Crazy Things We Used to Believe About Psychology

Written by Trevor Eaton, Posted on , in Section Parenting On Purpose

The phrase “the more you learn, the more you realize how little you know,” really applies to most things that we learn as society advances. The awful use of leeches to help cure diseases has given way to more advanced medical treatment. Galeleo once said, “All truths are easy to understand once they are discovered; the point is to discover them.” As we gain more knowledge and understanding it is easy to see the misguided approach that may have been so widely accepted.  There are several examples of things that were once thought of to be proper diagnosis and way of treatment yet, now is laughed at.

A pregnant woman’s thoughts are passed on to the baby.

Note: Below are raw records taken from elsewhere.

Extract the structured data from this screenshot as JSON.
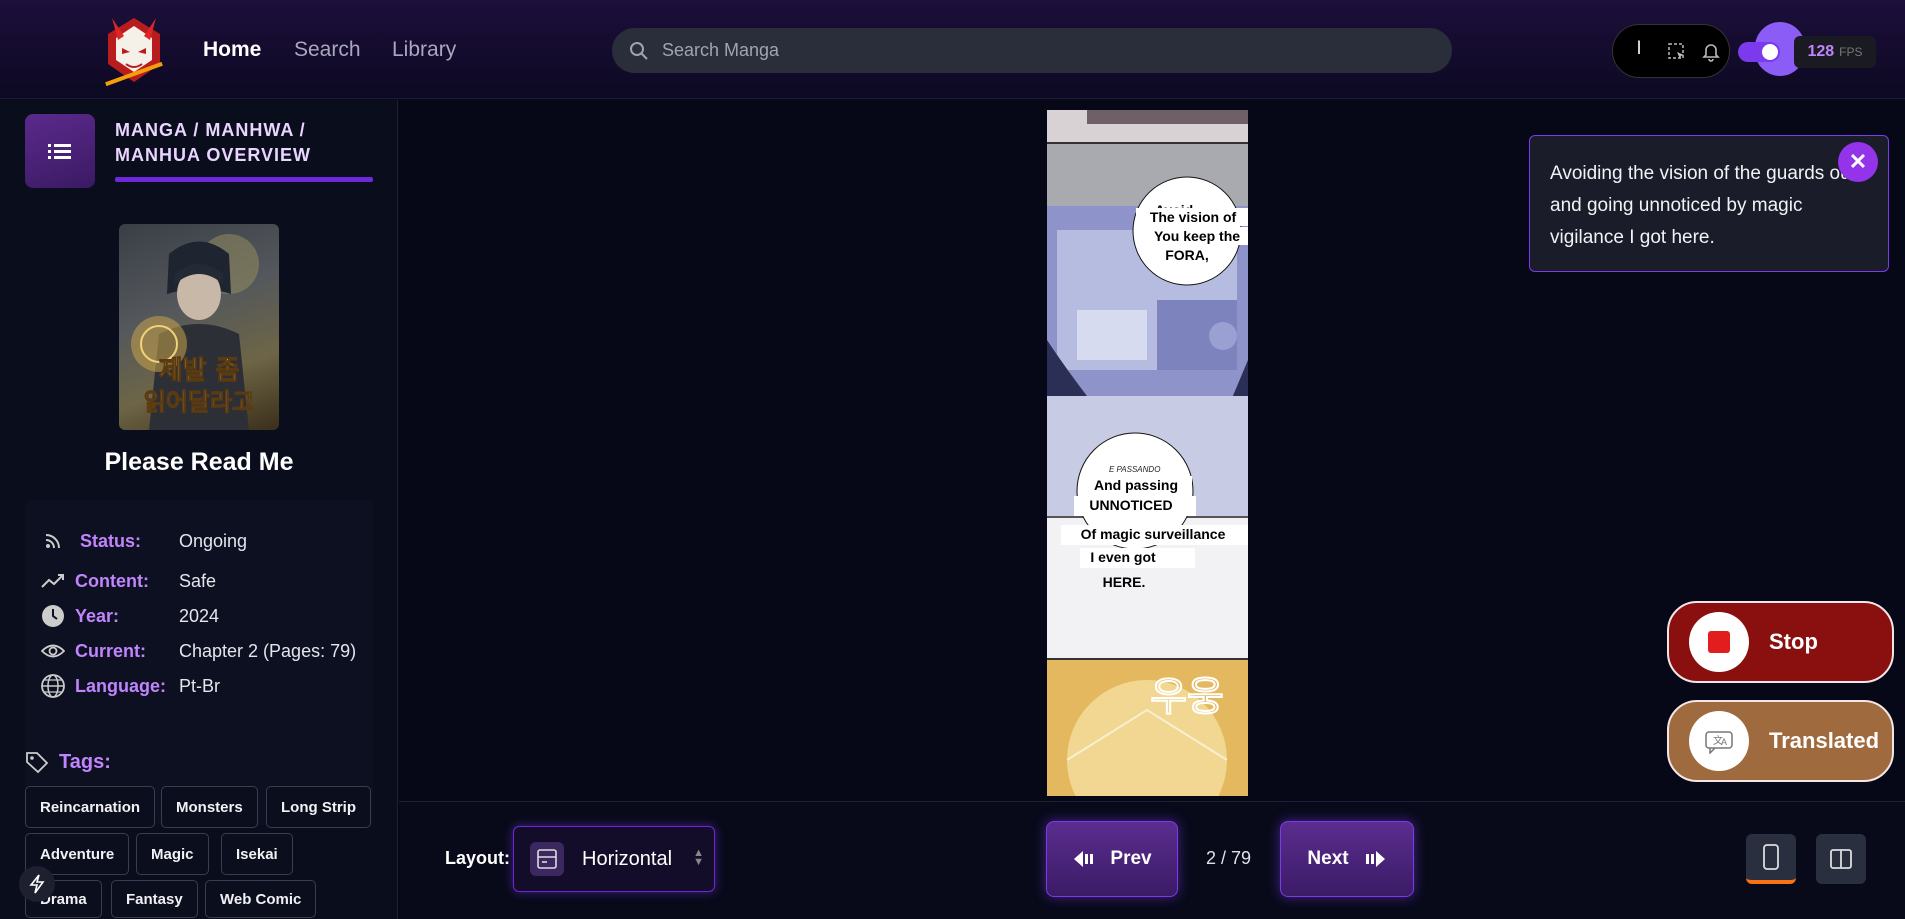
{
  "nav": {
    "home": "Home",
    "search": "Search",
    "library": "Library"
  },
  "search": {
    "placeholder": "Search Manga"
  },
  "translator": {
    "current_lang": "l"
  },
  "fps": {
    "value": "128",
    "unit": "FPS"
  },
  "sidebar": {
    "overview_title": "MANGA / MANHWA / MANHUA OVERVIEW",
    "cover_text": "제발 좀 읽어달라고",
    "manga_title": "Please Read Me",
    "info": [
      {
        "key": "Status:",
        "value": "Ongoing",
        "icon": "rss-icon"
      },
      {
        "key": "Content:",
        "value": "Safe",
        "icon": "trend-icon"
      },
      {
        "key": "Year:",
        "value": "2024",
        "icon": "clock-icon"
      },
      {
        "key": "Current:",
        "value": "Chapter 2 (Pages: 79)",
        "icon": "eye-icon"
      },
      {
        "key": "Language:",
        "value": "Pt-Br",
        "icon": "globe-icon"
      }
    ],
    "tags_label": "Tags:",
    "tags": [
      "Reincarnation",
      "Monsters",
      "Long Strip",
      "Adventure",
      "Magic",
      "Isekai",
      "Drama",
      "Fantasy",
      "Web Comic"
    ]
  },
  "page": {
    "bubble1": [
      "Avoid",
      "The vision of",
      "You keep the",
      "FORA,"
    ],
    "bubble2": [
      "E PASSANDO",
      "And passing",
      "UNNOTICED"
    ],
    "caption": [
      "Of magic surveillance",
      "I even got",
      "HERE."
    ],
    "sfx": "우웅"
  },
  "tooltip": {
    "text": "Avoiding the vision of the guards out, and going unnoticed by magic vigilance I got here."
  },
  "fab": {
    "stop": "Stop",
    "translated": "Translated"
  },
  "bottom": {
    "layout_label": "Layout:",
    "layout_value": "Horizontal",
    "prev": "Prev",
    "next": "Next",
    "page_count": "2 / 79"
  }
}
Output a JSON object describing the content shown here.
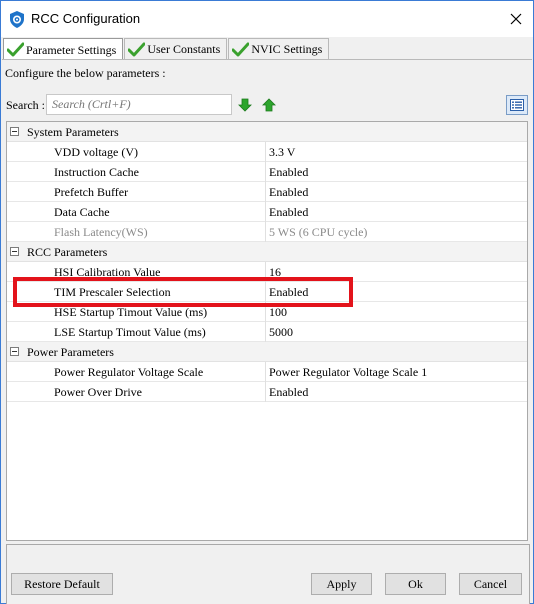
{
  "window": {
    "title": "RCC Configuration"
  },
  "tabs": [
    {
      "label": "Parameter Settings",
      "active": true
    },
    {
      "label": "User Constants",
      "active": false
    },
    {
      "label": "NVIC Settings",
      "active": false
    }
  ],
  "description": "Configure the below parameters :",
  "search": {
    "label": "Search :",
    "placeholder": "Search (Crtl+F)",
    "value": ""
  },
  "groups": [
    {
      "name": "System Parameters",
      "params": [
        {
          "name": "VDD voltage (V)",
          "value": "3.3 V",
          "enabled": true
        },
        {
          "name": "Instruction Cache",
          "value": "Enabled",
          "enabled": true
        },
        {
          "name": "Prefetch Buffer",
          "value": "Enabled",
          "enabled": true
        },
        {
          "name": "Data Cache",
          "value": "Enabled",
          "enabled": true
        },
        {
          "name": "Flash Latency(WS)",
          "value": "5 WS (6 CPU cycle)",
          "enabled": false
        }
      ]
    },
    {
      "name": "RCC Parameters",
      "params": [
        {
          "name": "HSI Calibration Value",
          "value": "16",
          "enabled": true
        },
        {
          "name": "TIM Prescaler Selection",
          "value": "Enabled",
          "enabled": true
        },
        {
          "name": "HSE Startup Timout Value (ms)",
          "value": "100",
          "enabled": true
        },
        {
          "name": "LSE Startup Timout Value (ms)",
          "value": "5000",
          "enabled": true
        }
      ]
    },
    {
      "name": "Power Parameters",
      "params": [
        {
          "name": "Power Regulator Voltage Scale",
          "value": "Power Regulator Voltage Scale 1",
          "enabled": true
        },
        {
          "name": "Power Over Drive",
          "value": "Enabled",
          "enabled": true
        }
      ]
    }
  ],
  "buttons": {
    "restore_default": "Restore Default",
    "apply": "Apply",
    "ok": "Ok",
    "cancel": "Cancel"
  },
  "colors": {
    "highlight": "#e3131b",
    "tab_check": "#3aa12e",
    "arrow_green": "#2da52d",
    "title_icon": "#1e73c9"
  },
  "icons": {
    "app": "shield-icon",
    "close": "close-icon",
    "tab_status": "check-icon",
    "search_next": "arrow-down-icon",
    "search_prev": "arrow-up-icon",
    "view_toggle": "list-view-icon"
  }
}
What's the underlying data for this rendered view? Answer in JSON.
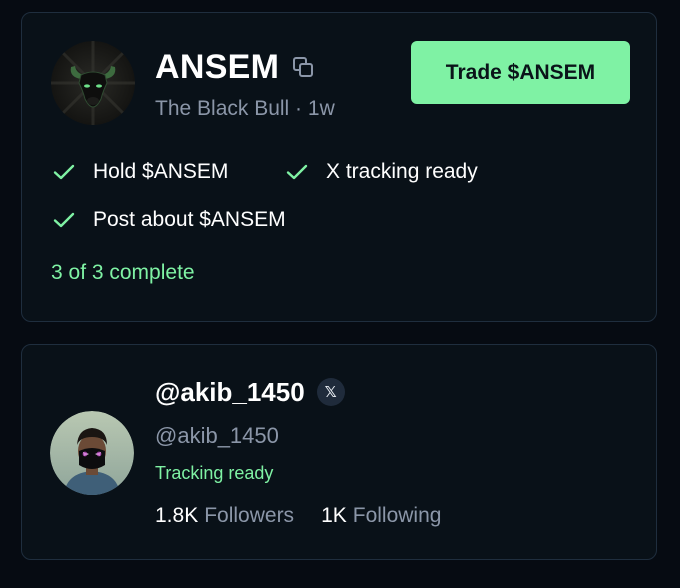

A pregnant woman passes along the nutrition she gets from the food she eats to the baby as well as other unintended substances such as smoking, drugs, and alcohol. Expectant mothers are encouraged to stay away from these substances, to prevent birth defects and become a fetal addict. However, psychologists also claimed that just like the nutrition that passed onto the baby, the mother’s thoughts did as well. It was this explication was the answer to why certain children developed infant diseases, depression in youth, and struggled with their studies. This theory was also used to explain that the mother of the Elephant Man must have had thoughts of elephants during the pregnancy that passed onto the infant.

Distant Parents Are to Blame for Their Child’s Autism.

Although little is still known about autism in the 50’s and 60’s psychologists blamed the condition on poor parenting.  These autistic children were being ignored by those that were suppose to love them unconditionally and so they were forced to turned to the comfort of themselves and became socially awkward.  This theory lead to the devastation of an entire generation of parents that felt they were the reason for their child’s problems, and some still believe it after all these years.

There are many other examples of psychology theories that were widely accepted as fact and treated accordingly.  Unfortunately after years of study, we have learned that there may have been ulterior motives behind these theories.  Luckily for us we live in an age of information where we are able to look up our symptoms and begin to learn about what ails us.  As science begins collectively improve the available information, and we gain a better understanding of our bodies, patients can begin the path to correct treatment.